It is difficult to imagine how a player with George Smith's scoring record might ever become surplus to requirements, even at a First Division club. Having emerged from the Adelphi Lads' Club in Salford (a place familiar to fans of The Smiths, coincidentally!) he joined Manchester City just before the war and returned as the conflict ended to play 166 times for them, scoring a highly creditable 75 goals.

His return to football was not straightforward; George saw wartime service with the King’s African Rifles and was commanding a detachment of black troops on a training exercise when they came under fire from their own air force. Smith took a bullet in his right elbow; the thing travelled down his arm and came out just above his hand, leaving his hand partly paralysed and his arm badly disfigured.

George returned to Maine Road as the war drew to its conclusion to find that many at the club doubted his ability to play on with such a wound. Concerns that he wouldn’t be able to “bustle” his way past opponents ignored the fact that he was a classier player than that, and those who thought that it might affect his balance or his ability to play forcefully were answered when he scored four goals for City in a local derby with Manchester United. After scoring 45 goals in 90 wartime games for City, he won a Division Two championship medal in 1946-7, scoring five goals against Newport County at the end of that season.

George’s time at City came to an end in November 1951, at the age of 29. He still had plenty to offer and was arguably released too early; City's loss was Chesterfield's gain, though, and he changed clubs for a £5,000 fee. George stayed long enough at Saltergate to take third place in the Spireites' list of all-time League goalscorers. With a long-sleeved shirt rolled down to cover his wounded arm he scored at least fifteen goals in each of five successive Spireite seasons and was selected to play for the Third (North) against the Third (South) in a televised match at Peel Park, Accrington, in 1955.

George reaches unsuccessfully for a cross against York City in November 1953.
Photo sources: above: George Smith; above right: Denise James

With his marvellous consistency in mind, it is tempting to speculate how Chesterfield might have done had they signed him a year earlier - when they were relegated from Division Two for want of a regular goalscorer.

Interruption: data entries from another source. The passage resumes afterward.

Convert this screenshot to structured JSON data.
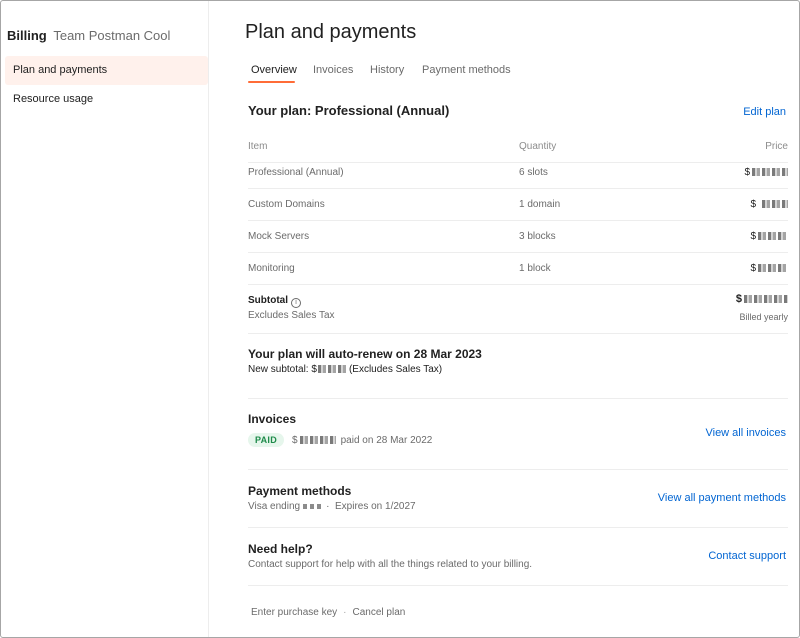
{
  "sidebar": {
    "title": "Billing",
    "team": "Team Postman Cool",
    "items": [
      {
        "label": "Plan and payments"
      },
      {
        "label": "Resource usage"
      }
    ]
  },
  "page": {
    "title": "Plan and payments",
    "tabs": [
      {
        "label": "Overview",
        "active": true
      },
      {
        "label": "Invoices"
      },
      {
        "label": "History"
      },
      {
        "label": "Payment methods"
      }
    ]
  },
  "plan": {
    "title": "Your plan: Professional (Annual)",
    "edit_label": "Edit plan",
    "headers": {
      "item": "Item",
      "quantity": "Quantity",
      "price": "Price"
    },
    "rows": [
      {
        "item": "Professional (Annual)",
        "quantity": "6 slots",
        "price": "$"
      },
      {
        "item": "Custom Domains",
        "quantity": "1 domain",
        "price": "$"
      },
      {
        "item": "Mock Servers",
        "quantity": "3 blocks",
        "price": "$"
      },
      {
        "item": "Monitoring",
        "quantity": "1 block",
        "price": "$"
      }
    ],
    "subtotal_label": "Subtotal",
    "subtotal_note": "Excludes Sales Tax",
    "subtotal_price": "$",
    "billing_cycle": "Billed yearly"
  },
  "renewal": {
    "title": "Your plan will auto-renew on 28 Mar 2023",
    "subtotal_prefix": "New subtotal: $",
    "subtotal_suffix": "(Excludes Sales Tax)"
  },
  "invoices": {
    "title": "Invoices",
    "badge": "PAID",
    "amount": "$",
    "paid_text": "paid on 28 Mar 2022",
    "link": "View all invoices"
  },
  "payment_methods": {
    "title": "Payment methods",
    "card_prefix": "Visa ending",
    "separator": "·",
    "expires": "Expires on 1/2027",
    "link": "View all payment methods"
  },
  "help": {
    "title": "Need help?",
    "text": "Contact support for help with all the things related to your billing.",
    "link": "Contact support"
  },
  "footer": {
    "purchase_key": "Enter purchase key",
    "separator": "·",
    "cancel": "Cancel plan"
  },
  "colors": {
    "accent": "#ff6c37",
    "link": "#0265d2",
    "active_bg": "#fff1ec",
    "paid_bg": "#e6f6ec",
    "paid_text": "#1e8b4a"
  }
}
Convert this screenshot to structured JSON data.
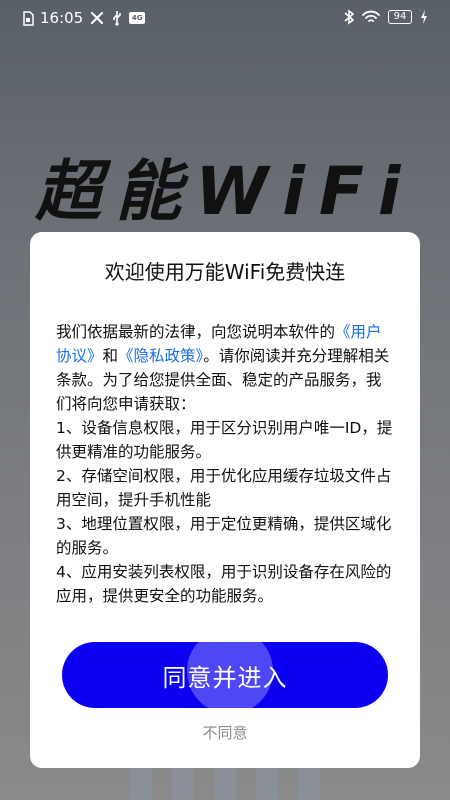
{
  "status_bar": {
    "time": "16:05",
    "battery": "94",
    "sim_badge": "4G"
  },
  "background": {
    "logo_text": "超能WiFi"
  },
  "dialog": {
    "title": "欢迎使用万能WiFi免费快连",
    "intro_before": "我们依据最新的法律，向您说明本软件的",
    "link_user_agreement": "《用户协议》",
    "and_text": "和",
    "link_privacy_policy": "《隐私政策》",
    "intro_after": "。请你阅读并充分理解相关条款。为了给您提供全面、稳定的产品服务，我们将向您申请获取：",
    "items": [
      "1、设备信息权限，用于区分识别用户唯一ID，提供更精准的功能服务。",
      "2、存储空间权限，用于优化应用缓存垃圾文件占用空间，提升手机性能",
      "3、地理位置权限，用于定位更精确，提供区域化的服务。",
      "4、应用安装列表权限，用于识别设备存在风险的应用，提供更安全的功能服务。"
    ],
    "agree_button": "同意并进入",
    "disagree_button": "不同意"
  }
}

Why would a player of George’s undiminished class drop into the Third Division North?  The maximum wage helped Chesterfield to match what he was on at City and the club allowed him to live in Manchester for part of the week, travelling over to Chesterfield as a matchday approached. The Spireites probably picked up his tab for accommodation at The Wheatsheaf, on Newbold Road, where he lodged for almost all his time here. Upon leaving Chesterfield in 1958 George returned to Manchester, working until retirement in Kennings' tyre department in the city - Kenning’s were, of course, a local firm with connections to the Chesterfield boardroom, and it is difficult to resist the idea that we helped him out in finding post-football employment, too. The club thus properly rewarded a loyal servant.

George served non-league football in the area, playing for Mossley and managing Prestwich Heys. George was probably the first Spireite to appear in a light entertainment programme on television - he guested on a 1958 "This is Your Life" tribute to Matt Busby that went out a month before the Munich disaster. The last five years of George’s life were spent in a retirement home and he passed away at the Fairfield Hospital in Bury, on Sunday July 14, 2013.

For Chesterfield: 250 Football League appearances, 98 goals.